The duo is in the midst of a contract dispute with WWE. They are currently refusing to resign with the WWE and are letting their contract expire, likely with the intention of signing with rival promotion All Elite Wrestling (AEW). Though their contracts are expected to expire next month, Wilder may be held up due to time lost due to injury.
Finally today, Jason Meisner at the Chicago Tribune reports that a federal judge has issued a sharp rebuke of an art agency that filed an emergency petition over images of unicorns.
The case was filed by the Art Ask Agency, a Spanish company that specializes in drawings of unicorns and other fantasy creatures. They filed the case with a judge in Chicago demanding an immediate hearing to discuss a temporary restraining order to address alleged counterfeit products being made with their images. However, with the very real emergency of the COVID-19 pandemic bringing a halt to litigation.

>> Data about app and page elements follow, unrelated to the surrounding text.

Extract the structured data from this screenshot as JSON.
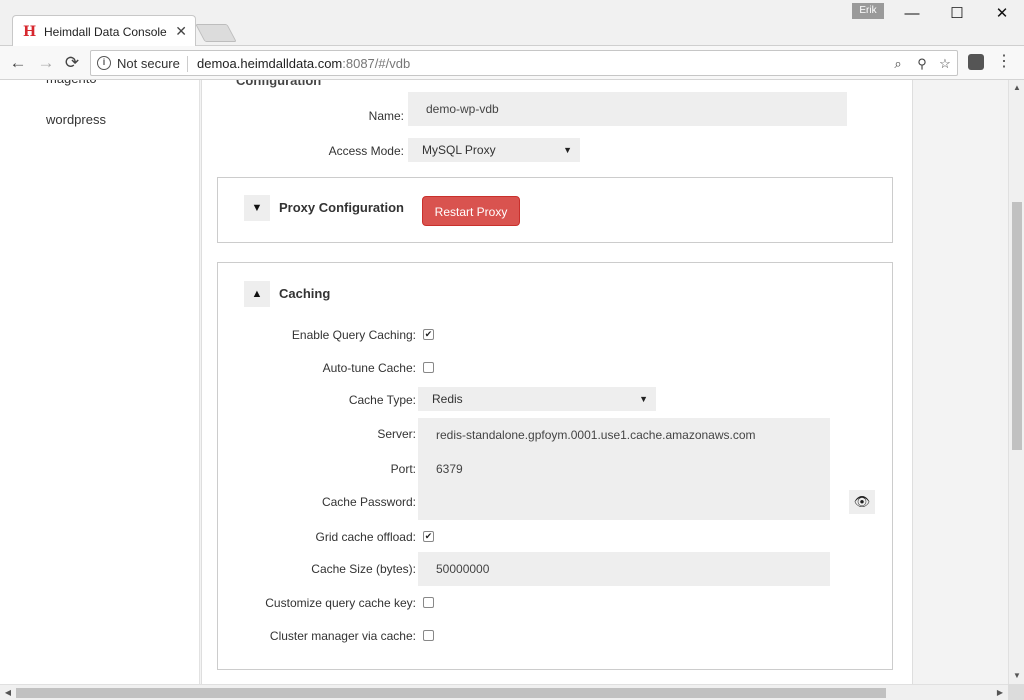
{
  "browser": {
    "tab_title": "Heimdall Data Console",
    "tab_close": "✕",
    "favicon_letter": "H",
    "profile_name": "Erik",
    "security_label": "Not secure",
    "url_host": "demoa.heimdalldata.com",
    "url_rest": ":8087/#/vdb",
    "window_controls": {
      "minimize": "—",
      "maximize": "☐",
      "close": "✕"
    },
    "nav": {
      "back": "←",
      "forward": "→",
      "reload": "⟳"
    },
    "icons": {
      "zoom": "⌕",
      "key": "⚲",
      "star": "☆",
      "menu": "⋮"
    }
  },
  "sidebar": {
    "items": [
      {
        "label": "magento"
      },
      {
        "label": "wordpress"
      }
    ]
  },
  "main": {
    "section_title": "Configuration",
    "name_label": "Name:",
    "name_value": "demo-wp-vdb",
    "access_mode_label": "Access Mode:",
    "access_mode_value": "MySQL Proxy"
  },
  "proxy": {
    "title": "Proxy Configuration",
    "toggle": "▼",
    "restart_label": "Restart Proxy",
    "accent_color": "#d9534f"
  },
  "caching": {
    "title": "Caching",
    "toggle": "▲",
    "enable_label": "Enable Query Caching:",
    "enable_checked": true,
    "autotune_label": "Auto-tune Cache:",
    "autotune_checked": false,
    "cache_type_label": "Cache Type:",
    "cache_type_value": "Redis",
    "server_label": "Server:",
    "server_value": "redis-standalone.gpfoym.0001.use1.cache.amazonaws.com",
    "port_label": "Port:",
    "port_value": "6379",
    "password_label": "Cache Password:",
    "password_value": "",
    "grid_label": "Grid cache offload:",
    "grid_checked": true,
    "size_label": "Cache Size (bytes):",
    "size_value": "50000000",
    "custom_key_label": "Customize query cache key:",
    "custom_key_checked": false,
    "cluster_label": "Cluster manager via cache:",
    "cluster_checked": false,
    "checkmark": "✔",
    "eye_icon": "👁",
    "select_arrow": "▼"
  }
}
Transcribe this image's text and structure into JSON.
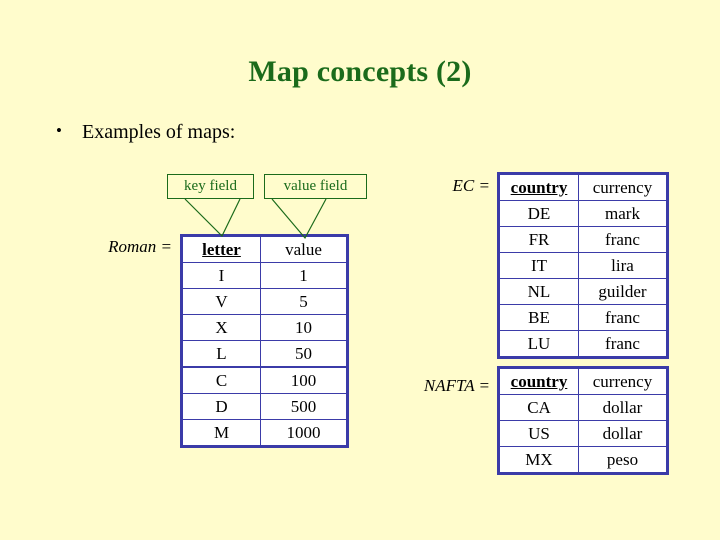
{
  "slide": {
    "title": "Map concepts (2)",
    "background_color": "#fffccc",
    "title_color": "#1b6b1b",
    "table_border_color": "#3b3ba8",
    "callout_color": "#1b6b1b",
    "bullet_glyph": "•",
    "bullet_text": "Examples of maps:"
  },
  "callouts": {
    "key_field": "key field",
    "value_field": "value field"
  },
  "labels": {
    "roman": "Roman =",
    "ec": "EC =",
    "nafta": "NAFTA ="
  },
  "tables": {
    "roman": {
      "headers": [
        "letter",
        "value"
      ],
      "rows": [
        [
          "I",
          "1"
        ],
        [
          "V",
          "5"
        ],
        [
          "X",
          "10"
        ],
        [
          "L",
          "50"
        ],
        [
          "C",
          "100"
        ],
        [
          "D",
          "500"
        ],
        [
          "M",
          "1000"
        ]
      ]
    },
    "ec": {
      "headers": [
        "country",
        "currency"
      ],
      "rows": [
        [
          "DE",
          "mark"
        ],
        [
          "FR",
          "franc"
        ],
        [
          "IT",
          "lira"
        ],
        [
          "NL",
          "guilder"
        ],
        [
          "BE",
          "franc"
        ],
        [
          "LU",
          "franc"
        ]
      ]
    },
    "nafta": {
      "headers": [
        "country",
        "currency"
      ],
      "rows": [
        [
          "CA",
          "dollar"
        ],
        [
          "US",
          "dollar"
        ],
        [
          "MX",
          "peso"
        ]
      ]
    }
  }
}
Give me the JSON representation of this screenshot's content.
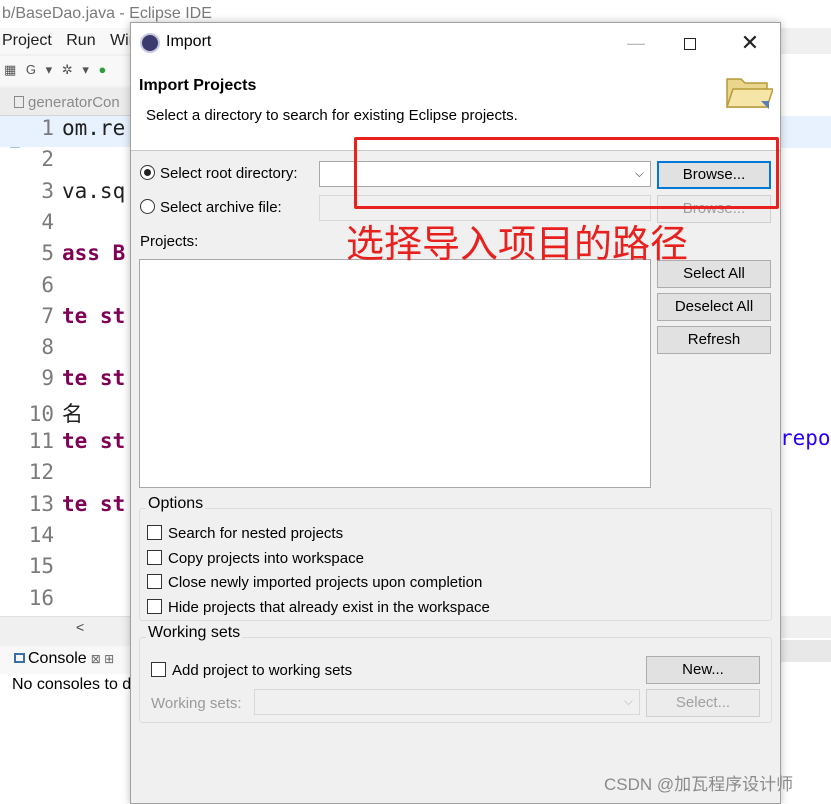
{
  "ide": {
    "window_title": "b/BaseDao.java - Eclipse IDE",
    "menu": [
      "Project",
      "Run",
      "Win"
    ],
    "toolbar_glyphs": [
      "▦",
      "G",
      "▾",
      "✲",
      "▾",
      "●"
    ],
    "editor_tab": "generatorCon",
    "lines": [
      {
        "num": "1",
        "code": "om.re"
      },
      {
        "num": "2",
        "code": ""
      },
      {
        "num": "3",
        "code": "va.sq"
      },
      {
        "num": "4",
        "code": ""
      },
      {
        "num": "5",
        "code": "ass B"
      },
      {
        "num": "6",
        "code": ""
      },
      {
        "num": "7",
        "code": "te st"
      },
      {
        "num": "8",
        "code": ""
      },
      {
        "num": "9",
        "code": "te st"
      },
      {
        "num": "10",
        "code": "名"
      },
      {
        "num": "11",
        "code": "te st"
      },
      {
        "num": "12",
        "code": ""
      },
      {
        "num": "13",
        "code": "te st"
      },
      {
        "num": "14",
        "code": ""
      },
      {
        "num": "15",
        "code": ""
      },
      {
        "num": "16",
        "code": ""
      }
    ],
    "right_code_fragment": "repor",
    "scroll_left_glyph": "<",
    "console_tab": "Console",
    "console_tab_glyph": "⊠ ⊞",
    "console_text": "No consoles to d"
  },
  "dialog": {
    "title": "Import",
    "window_buttons": {
      "minimize": "—",
      "close": "✕"
    },
    "header_title": "Import Projects",
    "header_desc": "Select a directory to search for existing Eclipse projects.",
    "root_dir": {
      "label": "Select root directory:",
      "value": "",
      "selected": true
    },
    "archive": {
      "label": "Select archive file:",
      "value": "",
      "selected": false
    },
    "browse_label": "Browse...",
    "browse_disabled_label": "Browse...",
    "projects_label": "Projects:",
    "select_all": "Select All",
    "deselect_all": "Deselect All",
    "refresh": "Refresh",
    "options": {
      "title": "Options",
      "items": [
        "Search for nested projects",
        "Copy projects into workspace",
        "Close newly imported projects upon completion",
        "Hide projects that already exist in the workspace"
      ]
    },
    "working_sets": {
      "title": "Working sets",
      "add_label": "Add project to working sets",
      "new_button": "New...",
      "sets_label": "Working sets:",
      "select_button": "Select..."
    },
    "combo_arrow": "⌵"
  },
  "annotation": {
    "text": "选择导入项目的路径",
    "color": "#e8201e"
  },
  "watermark": "CSDN @加瓦程序设计师",
  "colors": {
    "accent": "#0078d7",
    "keyword": "#7f0055",
    "string": "#2a00ff"
  }
}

As a result, the judge has pushed the hearing back to next month citing the “health and safety of our community.” This prompted the plaintiffs to file another emergency motion citing “irreparable injury”. That request came the same day the chief judge ordered all nonessential civil litigation to cease at the court. That prompted a third motion from the plaintiffs and a sharper rebuke with the judge saying, “About half of the practice of a decent lawyer is telling would-be clients that they are damned fools and should stop.”